Investment managers are expected to cut their spending on broker research and execution by $1.5bn (£1.13bn) following the implementation of the second Markets in Financial Instruments Directive (Mifid II) in January, according to a new study.
The report, from management consultancy Oliver Wyman, has predicted this could rise to $3bn “if a full-blown price war emerges” between research providers, such as brokers and banks.
Oliver Wyman puts current investment research spend at $5bn.
This comes as two more investment managers – Deutsche Asset Management and Franklin Templeton – announced today that they will absorb research costs, rather than pass the “burden” on to clients.
“As we strive to deliver both certainty and transparency to our clients, I am pleased to announce that Deutsche Asset Management will absorb the cost of external research for funds under the new Mifid II directive. We strongly believe that our approach is the best possible solution to the requirements of the new directive,” said the firm's head Nicolas Moreau.
Mifid II forces banks, brokers and trading firms to invoice buy-side investors for the research they provide, rather than bundling the costs in with other services such as broker execution.
This is designed to increase transparency in the fund management industry, and allow end-user clients to see how the money they are paying the fund manager is being used.
But the regulation has left buy-side investors scratching their heads over where the money should come from to pay for this research.
They can either allocate the costs to their funds and mandates – effectively the clients – or do as Deutsche and Franklin have and absorb the costs from their own balance sheets.
“After months of deliberation over whether or not investment managers should get out their wallets to absorb research costs, it appears the majority have finally decided to dust off the cobwebs and pay from their own profit and loss [account],” said Daniel Carpenter, director at technology firm Meritsoft which helps brokers track trade executions and research commissions.
But the picture could get more confusing for the research providers, some of whom will never have directly had to charge for their services.
“The problem starts to get really thorny when you tie it to regional or global commission-sharing agreements,” said Carpenter.
“Under Mifid II banks are anticipating the number of rate cards, which outline commission rates on each transaction, shooting up from the hundreds to the thousands over the next six months.

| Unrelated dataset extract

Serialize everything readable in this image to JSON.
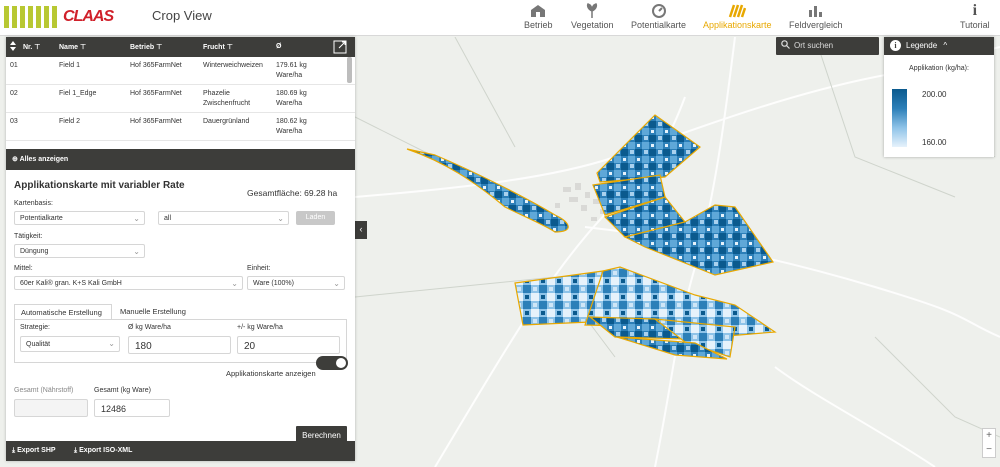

“All of this means that brokers need to find a way to manage multiple rate cards across the globe across different markets and numerous instrument types.”